In this regard, Canada falls in the same fortunate category as generationally mobile countries like Sweden and Finland, faring much better than, say, the U.S. or U.K.
And we share. While in the U.S. the richest one per cent of households owns 38 per of all wealth, in Canada the top 10 per cent own 24 per cent.
We have room to grow, with a population density — 3.5 people — per square kilometer that’s among the lowest on Earth.
We have the most lakes in the world, by far, and a relatively large amount of fresh water. We boast more than 1,000 airports.
Canada’s adult literacy rate is 99 per cent — same for males and females — and, among 25- to 34-year-olds, more than half are university educated. Two-thirds of us use the Internet.
In accordance with personal preference, women can wear burkas and hijabs, or alternatively sunbathe nude on Wreck Beach.
Other countries are aware of how good we have it here. In a 35-nation survey last year of 26,000 people — known as the Anholt Brand Index — Canada ranked behind Switzerland and the U.K. as best in show, based on global perceptions.
The UN in 2005 ranked Canada fifth-best place to live, of 177 countries on the planet, in terms of indicators such as life expectancy, education and income.
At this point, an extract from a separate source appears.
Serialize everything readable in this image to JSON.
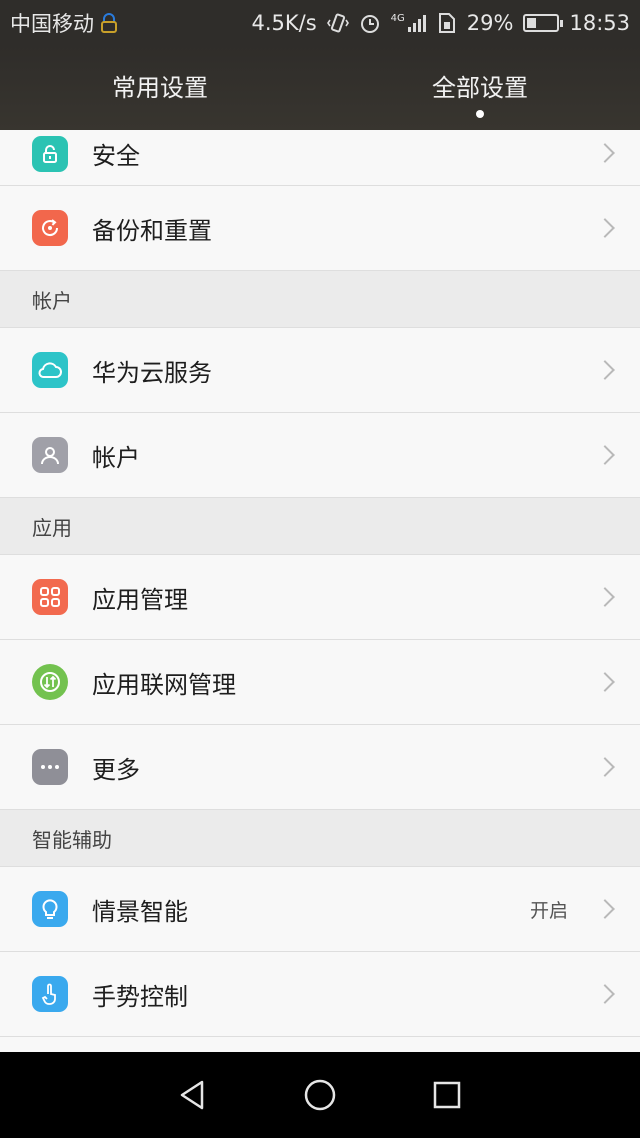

We’re behind Norway, Iceland, Australia and Luxembourg
And get this — we’re rather modest. In a 2004 international poll of national pride, Canadians ranked sixth of 34 countries.
None of the above is to deny that Canada has its problems. Our health care system is not living up to expectations; we do not have a handle on our environmental problems; child and aboriginal poverty is deplorable in a nation so well endowed; thousands live on the streets; Canada doesn’t pull its weight in terms of foreign aid, and recent events have shown that our public service is not as corruption-free as it ought to be.
But, at 139, Canada is more diverse, peaceful, healthy and wealthy than ever. May this glorious country continue to just get better with age.

Happy Canada Day 2006!!

My partner had this display and greeting awaiting me in front of the laptop this morning!! Isn't he thoughtful?? Maybe I'll keep him around for a while . . . . . That's Nova Scotia's flag on the left and British Columbia's on the right . . . . The one in the middle I think you can figure out . . . .

In honor of Canada Day we are flying the Maple Leaf over our "dock on the bay" here in Florida . . . . Our hope is to be flying it in Vancouver next Canada Day!!

Cheers and Happy Holiday to you all . . . . .